Catholic schools are failing to equip their pupils with the tools they need to defend their faith, one of the Church's leading figures has claimed.
Even the brightest graduates from Scotland's Catholic schools were no match for the "aggressive secular humanists" they would encounter at university, armed with well-thumbed copies of Richard Dawkins' The God Delusion, Catholic heads were warned at their annual conference last week.
There was a "deep-seated antipathy towards Catholicism in Scotland", said Peter Kearney, media spokesman for the Catholic Church in Scotland.
He acknowledged Catholic schools had made enormous progress in improving the educational attainment of the Catholic population.

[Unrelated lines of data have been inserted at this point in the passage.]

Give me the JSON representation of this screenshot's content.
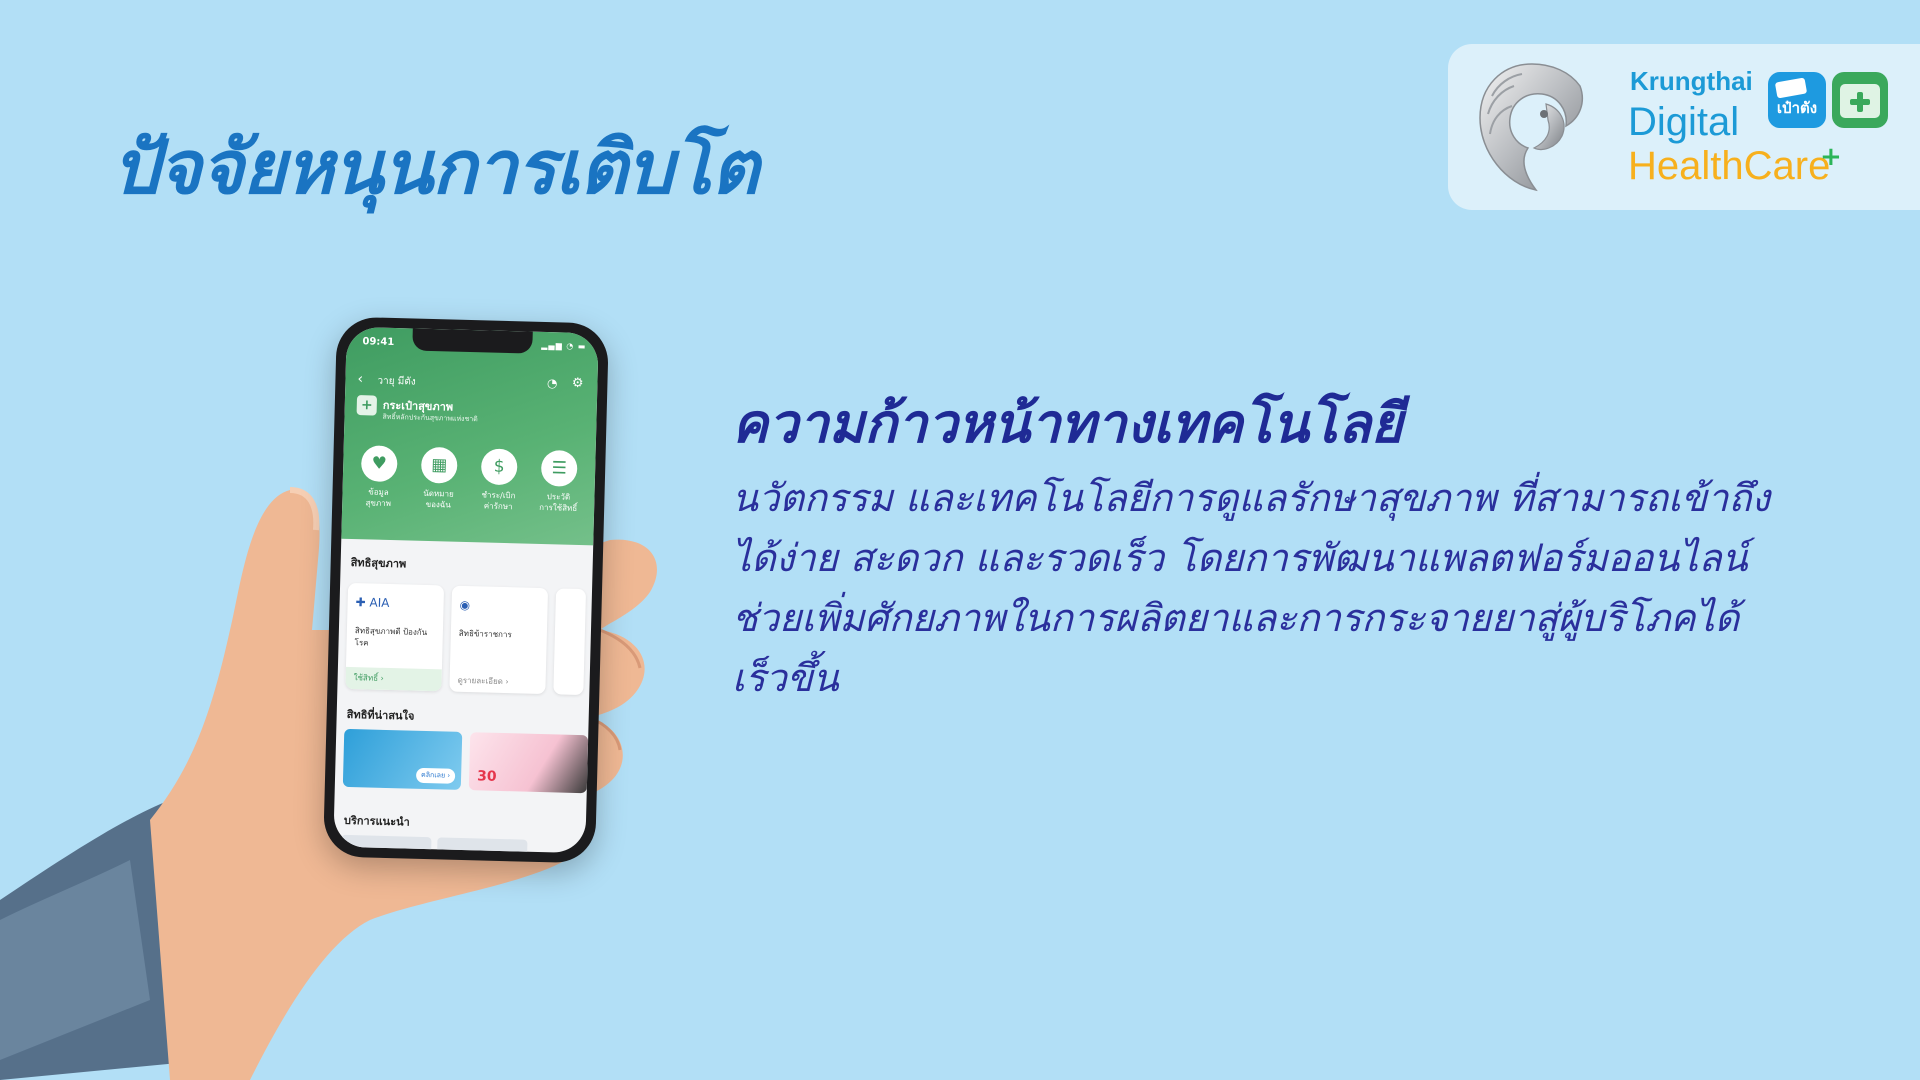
{
  "slide": {
    "title": "ปัจจัยหนุนการเติบโต",
    "subheading": "ความก้าวหน้าทางเทคโนโลยี",
    "body_lines": [
      "นวัตกรรม และเทคโนโลยีการดูแลรักษาสุขภาพ ที่สามารถเข้าถึง",
      "ได้ง่าย สะดวก และรวดเร็ว โดยการพัฒนาแพลตฟอร์มออนไลน์",
      "ช่วยเพิ่มศักยภาพในการผลิตยาและการกระจายยาสู่ผู้บริโภคได้",
      "เร็วขึ้น"
    ]
  },
  "logo": {
    "line1": "Krungthai",
    "line2": "Digital",
    "line3": "HealthCare",
    "plus": "+",
    "paotang_label": "เป๋าตัง",
    "garuda_icon": "garuda-emblem-icon",
    "colors": {
      "blue": "#1c9ad6",
      "orange": "#f7b01d",
      "green": "#2cb559"
    }
  },
  "phone": {
    "status_time": "09:41",
    "status_icons": "▂▄▆ ◔ ▬",
    "nav_title": "วายุ มีตัง",
    "wallet_title": "กระเป๋าสุขภาพ",
    "wallet_subtitle": "สิทธิ์หลักประกันสุขภาพแห่งชาติ",
    "quick_actions": [
      {
        "icon": "♥",
        "label_1": "ข้อมูล",
        "label_2": "สุขภาพ"
      },
      {
        "icon": "▦",
        "label_1": "นัดหมาย",
        "label_2": "ของฉัน"
      },
      {
        "icon": "$",
        "label_1": "ชำระ/เบิก",
        "label_2": "ค่ารักษา"
      },
      {
        "icon": "☰",
        "label_1": "ประวัติ",
        "label_2": "การใช้สิทธิ์"
      }
    ],
    "section_benefits": "สิทธิสุขภาพ",
    "benefit_cards": [
      {
        "logos": "✚ AIA",
        "label": "สิทธิสุขภาพดี ป้องกันโรค",
        "footer": "ใช้สิทธิ์ ›"
      },
      {
        "logos": "◉",
        "label": "สิทธิข้าราชการ",
        "footer": "ดูรายละเอียด ›"
      }
    ],
    "section_interesting": "สิทธิที่น่าสนใจ",
    "promo_badge": "คลิกเลย ›",
    "promo_price": "30",
    "section_services": "บริการแนะนำ",
    "accent": "#3f9c61"
  }
}
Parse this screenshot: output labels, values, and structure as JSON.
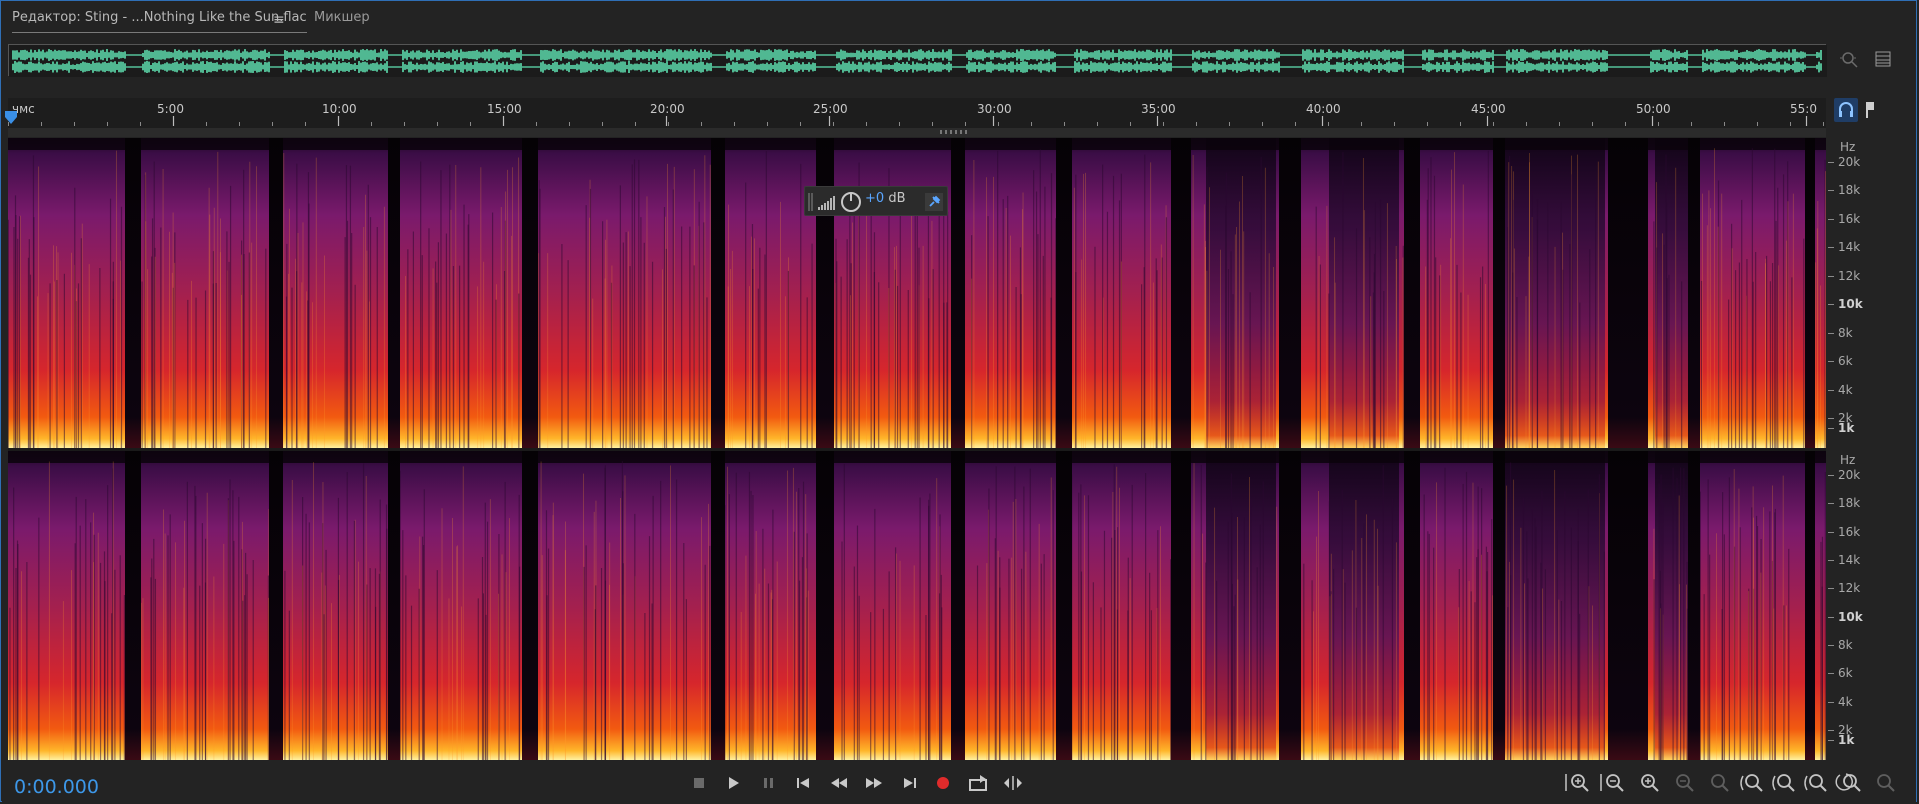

He questioned, however, whether today's pupils could give "a hard-bitten secularist" a run for their money in an argument about the existence of God and pointed out that, while the vast majority of Catholics attended a Catholic school, only between a third and a quarter ended up attending church.
He told the Catholic Headteachers' Association of Scotland's annual conference in Crieff: "I have yet to meet one of our bright young school leavers who could give a hard-bitten secularist a run for their money in a debate on the synthesis of faith and reason or the existence of God - exactly the sort of adversary they will encounter at university, keen to dispute, and armed with their well-thumbed copy of The God Delusion."
The theme of the CHAS conference was "as others see us", with other contributors including education secretary Michael Russell and Glasgow's director of education, Maureen McKenna.
An opinion poll last year to coincide with the first anniversary of the Pope's visit in 2010 gave a "depressing insight" into how Scots saw Catholics, continued Mr Kearney.
In questions ranging from "what is your opinion of Pope Benedict XVI?' to "is the Catholic Church on balance a force for good?", Scots were less positive in their responses than the UK population as a whole, leading Mr Kearney to conclude that hostility to Catholicism was "markedly greater" in Scotland.
He urged headteachers to contact the Church about any anti-Catholic incidents or attitudes that could usefully be recorded.
The Church hoped to receive Scottish government funding to set up a means of recording anti-Catholic behaviour based on a template used by the Jewish community to log incidences of anti-semitism.
The "vigorous defence" of Catholic schools and the Catholic faith was something the next generation was likely to be engaged in throughout their adult lives, Mr Kearney concluded. "We owe them the best preparation possible," he said.
Responding to Mr Kearney's comments, Michael McGrath, director of the Scottish Catholic Education Service argued there were many young people who left school with "a significant capacity to articulate their faith". The publication of This is our Faith, the new syllabus for Catholic religious education, would "raise the bar" further, he said.
Tony Quinn, headteacher of St Andrew's Academy in Paisley, warned against alienating the vast majority of Scots, who were right-minded people.
The child sex abuse scandal was perhaps at the root of less favourable attitudes towards the Pope and the Catholic Church, he added.
"We should have made a bigger show of our sorrow and remorse," said Mr Quinn.
Original headline: `Catholic pupils need the tools to defend their faith'